HOW TO COMPLETE THIS TASK >> In the material below, find every line containing the string "data" and return it.

INFORMATION SUPPLIED >>
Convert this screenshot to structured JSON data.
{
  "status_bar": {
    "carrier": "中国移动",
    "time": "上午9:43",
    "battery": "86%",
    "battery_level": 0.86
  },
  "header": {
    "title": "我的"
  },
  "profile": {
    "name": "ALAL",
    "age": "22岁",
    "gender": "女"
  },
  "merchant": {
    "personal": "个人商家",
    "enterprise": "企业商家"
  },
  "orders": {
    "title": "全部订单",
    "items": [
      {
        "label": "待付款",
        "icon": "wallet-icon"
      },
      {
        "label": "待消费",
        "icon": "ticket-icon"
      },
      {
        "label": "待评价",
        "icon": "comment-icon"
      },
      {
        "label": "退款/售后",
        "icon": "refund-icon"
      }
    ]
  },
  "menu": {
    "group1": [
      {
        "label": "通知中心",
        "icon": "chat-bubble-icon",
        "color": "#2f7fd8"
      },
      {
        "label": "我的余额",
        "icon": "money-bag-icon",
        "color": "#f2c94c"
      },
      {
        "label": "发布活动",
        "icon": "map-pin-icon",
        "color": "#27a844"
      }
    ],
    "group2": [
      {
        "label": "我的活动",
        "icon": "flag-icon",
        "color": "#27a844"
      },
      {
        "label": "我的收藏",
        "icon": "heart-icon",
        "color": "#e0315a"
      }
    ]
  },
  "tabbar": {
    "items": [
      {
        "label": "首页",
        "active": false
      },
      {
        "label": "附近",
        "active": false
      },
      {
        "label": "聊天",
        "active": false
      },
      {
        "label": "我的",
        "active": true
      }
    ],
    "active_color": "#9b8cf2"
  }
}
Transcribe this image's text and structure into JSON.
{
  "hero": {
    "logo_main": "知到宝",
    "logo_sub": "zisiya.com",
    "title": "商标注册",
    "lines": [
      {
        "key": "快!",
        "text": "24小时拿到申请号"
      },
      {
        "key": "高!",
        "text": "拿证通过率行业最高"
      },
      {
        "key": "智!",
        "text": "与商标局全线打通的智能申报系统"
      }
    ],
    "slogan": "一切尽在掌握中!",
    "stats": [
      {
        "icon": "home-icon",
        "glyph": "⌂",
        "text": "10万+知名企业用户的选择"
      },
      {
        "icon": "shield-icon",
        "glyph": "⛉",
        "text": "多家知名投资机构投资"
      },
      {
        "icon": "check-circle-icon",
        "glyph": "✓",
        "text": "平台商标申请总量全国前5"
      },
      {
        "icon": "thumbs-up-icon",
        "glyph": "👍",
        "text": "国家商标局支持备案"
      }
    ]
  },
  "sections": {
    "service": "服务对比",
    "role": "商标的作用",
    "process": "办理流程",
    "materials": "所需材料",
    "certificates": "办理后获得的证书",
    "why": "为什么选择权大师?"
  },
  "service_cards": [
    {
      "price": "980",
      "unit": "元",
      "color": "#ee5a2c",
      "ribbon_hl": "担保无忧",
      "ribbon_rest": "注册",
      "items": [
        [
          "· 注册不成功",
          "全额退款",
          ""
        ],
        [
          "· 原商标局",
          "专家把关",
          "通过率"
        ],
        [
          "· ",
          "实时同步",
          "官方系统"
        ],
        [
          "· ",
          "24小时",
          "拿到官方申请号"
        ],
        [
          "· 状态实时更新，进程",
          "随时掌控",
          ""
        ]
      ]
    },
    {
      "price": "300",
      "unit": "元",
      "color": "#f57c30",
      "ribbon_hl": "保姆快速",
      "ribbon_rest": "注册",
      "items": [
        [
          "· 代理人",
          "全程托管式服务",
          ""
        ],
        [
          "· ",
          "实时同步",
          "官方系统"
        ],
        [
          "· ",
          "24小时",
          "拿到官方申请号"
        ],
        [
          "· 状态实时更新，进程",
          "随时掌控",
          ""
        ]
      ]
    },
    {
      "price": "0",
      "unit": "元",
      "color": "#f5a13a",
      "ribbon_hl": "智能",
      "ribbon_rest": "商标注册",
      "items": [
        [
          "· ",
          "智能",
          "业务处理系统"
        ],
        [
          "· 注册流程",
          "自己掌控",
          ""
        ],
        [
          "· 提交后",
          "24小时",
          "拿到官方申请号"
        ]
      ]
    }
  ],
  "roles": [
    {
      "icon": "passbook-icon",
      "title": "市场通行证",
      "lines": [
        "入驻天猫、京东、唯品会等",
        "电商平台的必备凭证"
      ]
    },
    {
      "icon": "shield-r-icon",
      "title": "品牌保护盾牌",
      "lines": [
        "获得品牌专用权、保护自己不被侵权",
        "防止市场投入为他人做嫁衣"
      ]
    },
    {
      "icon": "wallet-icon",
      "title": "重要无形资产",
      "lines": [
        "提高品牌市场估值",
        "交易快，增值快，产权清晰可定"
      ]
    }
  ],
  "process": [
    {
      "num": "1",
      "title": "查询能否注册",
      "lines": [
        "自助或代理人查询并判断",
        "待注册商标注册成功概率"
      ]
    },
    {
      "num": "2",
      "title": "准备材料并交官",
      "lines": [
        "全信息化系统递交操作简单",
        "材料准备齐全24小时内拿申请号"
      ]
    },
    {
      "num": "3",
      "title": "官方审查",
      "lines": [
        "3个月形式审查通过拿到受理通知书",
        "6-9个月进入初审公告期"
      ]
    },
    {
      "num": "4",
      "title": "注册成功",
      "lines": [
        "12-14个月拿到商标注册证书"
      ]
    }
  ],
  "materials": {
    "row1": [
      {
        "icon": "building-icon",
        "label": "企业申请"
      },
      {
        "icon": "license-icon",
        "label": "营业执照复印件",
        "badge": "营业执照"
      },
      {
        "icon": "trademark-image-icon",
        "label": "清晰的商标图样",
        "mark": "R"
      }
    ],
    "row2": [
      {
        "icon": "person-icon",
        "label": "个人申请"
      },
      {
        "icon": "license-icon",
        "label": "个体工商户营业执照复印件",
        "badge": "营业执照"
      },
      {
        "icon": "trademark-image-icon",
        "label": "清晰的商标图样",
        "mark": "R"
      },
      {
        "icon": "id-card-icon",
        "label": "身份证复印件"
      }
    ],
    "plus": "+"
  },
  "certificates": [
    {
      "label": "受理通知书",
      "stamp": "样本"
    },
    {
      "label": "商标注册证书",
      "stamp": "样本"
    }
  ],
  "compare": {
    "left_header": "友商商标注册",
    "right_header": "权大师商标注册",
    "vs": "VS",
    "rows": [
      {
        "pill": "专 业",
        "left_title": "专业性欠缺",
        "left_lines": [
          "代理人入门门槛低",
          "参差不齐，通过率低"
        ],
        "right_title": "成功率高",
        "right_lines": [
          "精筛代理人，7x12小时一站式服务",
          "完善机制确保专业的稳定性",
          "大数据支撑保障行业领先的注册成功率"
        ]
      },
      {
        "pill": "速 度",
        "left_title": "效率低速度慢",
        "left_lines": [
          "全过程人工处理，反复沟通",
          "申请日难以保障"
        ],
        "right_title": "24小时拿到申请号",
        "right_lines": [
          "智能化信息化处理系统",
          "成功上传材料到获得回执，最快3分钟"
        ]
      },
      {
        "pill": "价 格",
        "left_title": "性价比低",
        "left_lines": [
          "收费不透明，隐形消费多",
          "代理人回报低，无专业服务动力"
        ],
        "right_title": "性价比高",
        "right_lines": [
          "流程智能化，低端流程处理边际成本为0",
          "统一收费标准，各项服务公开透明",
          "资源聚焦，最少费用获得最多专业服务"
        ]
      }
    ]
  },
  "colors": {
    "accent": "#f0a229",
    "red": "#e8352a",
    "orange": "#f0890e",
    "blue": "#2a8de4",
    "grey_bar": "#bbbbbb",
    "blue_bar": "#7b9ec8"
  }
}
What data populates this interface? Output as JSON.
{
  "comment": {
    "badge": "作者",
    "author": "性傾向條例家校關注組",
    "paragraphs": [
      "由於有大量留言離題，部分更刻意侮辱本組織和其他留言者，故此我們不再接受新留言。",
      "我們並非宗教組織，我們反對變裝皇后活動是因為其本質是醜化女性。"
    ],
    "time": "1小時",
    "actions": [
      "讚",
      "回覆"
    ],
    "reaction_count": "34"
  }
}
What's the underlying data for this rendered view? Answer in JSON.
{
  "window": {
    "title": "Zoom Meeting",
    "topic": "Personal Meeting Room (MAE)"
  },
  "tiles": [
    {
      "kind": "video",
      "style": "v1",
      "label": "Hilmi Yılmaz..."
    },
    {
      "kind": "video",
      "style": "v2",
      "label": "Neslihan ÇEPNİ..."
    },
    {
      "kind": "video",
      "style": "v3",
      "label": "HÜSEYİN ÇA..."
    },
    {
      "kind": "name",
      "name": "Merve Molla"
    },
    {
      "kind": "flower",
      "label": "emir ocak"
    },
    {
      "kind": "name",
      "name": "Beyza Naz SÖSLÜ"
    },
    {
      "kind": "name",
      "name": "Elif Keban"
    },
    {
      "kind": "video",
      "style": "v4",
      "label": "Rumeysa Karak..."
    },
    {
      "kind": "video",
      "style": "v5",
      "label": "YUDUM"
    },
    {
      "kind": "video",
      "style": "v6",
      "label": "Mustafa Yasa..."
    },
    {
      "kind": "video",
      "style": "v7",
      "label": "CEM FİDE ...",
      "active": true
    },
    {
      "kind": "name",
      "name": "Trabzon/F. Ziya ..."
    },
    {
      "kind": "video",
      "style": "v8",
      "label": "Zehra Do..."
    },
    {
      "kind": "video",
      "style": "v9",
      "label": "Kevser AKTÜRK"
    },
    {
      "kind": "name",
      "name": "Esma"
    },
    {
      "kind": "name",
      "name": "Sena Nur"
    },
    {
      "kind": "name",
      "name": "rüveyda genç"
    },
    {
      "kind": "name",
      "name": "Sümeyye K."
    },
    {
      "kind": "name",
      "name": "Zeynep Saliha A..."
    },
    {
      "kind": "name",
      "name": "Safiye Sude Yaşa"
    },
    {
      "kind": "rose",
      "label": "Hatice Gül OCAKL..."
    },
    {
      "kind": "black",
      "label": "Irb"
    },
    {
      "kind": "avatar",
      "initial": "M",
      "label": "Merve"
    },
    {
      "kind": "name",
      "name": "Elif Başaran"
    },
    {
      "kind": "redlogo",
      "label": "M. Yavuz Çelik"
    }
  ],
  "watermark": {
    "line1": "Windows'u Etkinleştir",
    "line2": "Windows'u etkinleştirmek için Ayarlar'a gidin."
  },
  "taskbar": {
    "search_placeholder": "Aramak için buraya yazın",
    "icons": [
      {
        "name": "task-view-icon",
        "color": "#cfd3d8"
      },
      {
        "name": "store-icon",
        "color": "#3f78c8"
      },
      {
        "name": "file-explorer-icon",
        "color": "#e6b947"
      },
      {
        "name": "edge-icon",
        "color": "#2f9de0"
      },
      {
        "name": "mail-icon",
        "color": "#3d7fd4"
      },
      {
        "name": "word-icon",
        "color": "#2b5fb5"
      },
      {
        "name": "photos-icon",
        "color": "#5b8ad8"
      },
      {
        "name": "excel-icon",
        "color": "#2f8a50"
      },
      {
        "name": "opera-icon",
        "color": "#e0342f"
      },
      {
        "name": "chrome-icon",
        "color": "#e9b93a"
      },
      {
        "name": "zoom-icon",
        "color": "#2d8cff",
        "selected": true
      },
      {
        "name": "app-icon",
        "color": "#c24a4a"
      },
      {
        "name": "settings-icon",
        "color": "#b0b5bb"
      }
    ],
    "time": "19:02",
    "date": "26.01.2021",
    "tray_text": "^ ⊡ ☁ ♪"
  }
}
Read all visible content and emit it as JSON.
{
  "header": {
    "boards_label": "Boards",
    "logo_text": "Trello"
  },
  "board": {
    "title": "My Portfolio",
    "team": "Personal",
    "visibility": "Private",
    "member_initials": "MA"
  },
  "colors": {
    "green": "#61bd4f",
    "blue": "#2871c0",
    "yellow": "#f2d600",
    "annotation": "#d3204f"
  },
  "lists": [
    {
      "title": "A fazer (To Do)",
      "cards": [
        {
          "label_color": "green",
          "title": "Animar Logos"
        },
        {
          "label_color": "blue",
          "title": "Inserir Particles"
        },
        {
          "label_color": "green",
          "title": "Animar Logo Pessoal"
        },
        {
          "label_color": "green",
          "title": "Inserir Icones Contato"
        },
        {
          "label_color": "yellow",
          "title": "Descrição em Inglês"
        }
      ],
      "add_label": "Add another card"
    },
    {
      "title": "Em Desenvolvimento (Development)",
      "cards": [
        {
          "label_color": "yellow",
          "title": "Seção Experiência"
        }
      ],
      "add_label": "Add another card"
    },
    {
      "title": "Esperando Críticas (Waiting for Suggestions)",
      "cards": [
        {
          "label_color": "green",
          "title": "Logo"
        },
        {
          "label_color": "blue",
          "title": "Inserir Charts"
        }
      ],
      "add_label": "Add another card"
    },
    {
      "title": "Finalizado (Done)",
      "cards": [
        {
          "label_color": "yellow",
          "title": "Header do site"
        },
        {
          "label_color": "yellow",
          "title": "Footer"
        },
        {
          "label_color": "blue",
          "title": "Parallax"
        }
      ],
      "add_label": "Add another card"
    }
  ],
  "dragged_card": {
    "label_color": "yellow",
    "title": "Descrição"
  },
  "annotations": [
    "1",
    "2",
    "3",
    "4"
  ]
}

RESULT BELOW >>
Convert this screenshot to structured JSON data.
What data populates this interface? Output as JSON.
What's the underlying data for this rendered view? Answer in JSON.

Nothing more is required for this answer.